Fraudster abandons bride-to-be
William Harding told his fiancee he was popping out to the dairy.
But the ageing conman was actually going on the run, abandoning his betrothed with thousands of dollars of debt, just like the other women he had charmed, ripped off and discarded.
Harding celebrated his 78th birthday in prison on Monday, awaiting sentencing in August on multiple fraud charges.
The full extent of his frauds can now be revealed, after Stuff was granted permission to look through court documents.
The police summaries paint a picture of Harding as a man with a penchant for taking care of himself by deceiving elderly women, whose lives he charmed himself into.
Two fraud charges related to two women with whom he had developed relationships in 2015.
He said he had inherited property from a recently-deceased brother, but needed money to ship the property from Dunedin to Whanganui before selling it.
But there was no dead brother and no property to be shipped.
The women loaned him a total of $9800, and he used the money to purchase jewellery for a different woman.
He was still in Whanganui in 2016 and engaged to be married when he committed his next fraud. Shockingly, the fraud was against his fiancee. The court documents did not make it clear if his fiancee was the woman he purchased jewellery for, but they do show Harding had a modus operandi when committing fraud.
He and his fiancee were living with one of her children at a property that had been put on the market.
Harding announced he was going to buy a house for he and his bride-to-be to live in.
He said a sibling had died, leaving him an inheritance to finance the purchase.
The real estate agent the couple dealt with knew Harding was providing all the money, so left Harding’s fiancee’s name off the paperwork.
But when Harding went to sign the sale and purchased agreement in January 2016, he announced he wanted his fiancee’s name on the paperwork because they were getting married.
The real estate agent found this odd, saying the fiancee had no money to contribute to the purchase.
The fiancee also had her reservations, but signed the agreement after Harding insisted it had to be that way.
A deposit had to be paid by February 2, 2016, and the remainder paid a week later.
On the day the deposit was due, Harding said he was going to the dairy.
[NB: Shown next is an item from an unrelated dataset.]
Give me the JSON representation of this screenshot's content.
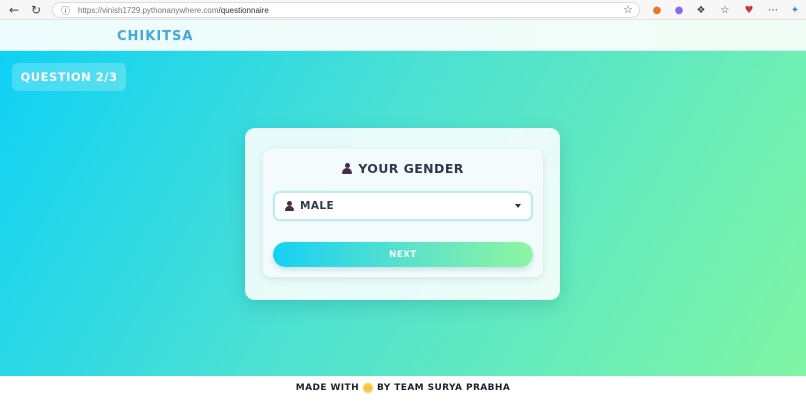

He never returned, leaving his fiancee responsible for the purchase because she had signed the agreement.
She had to pay $6000 to break the agreement, and another $1800 on lawyers’ fees. Harding then went on the run. He was eventually found in Levin.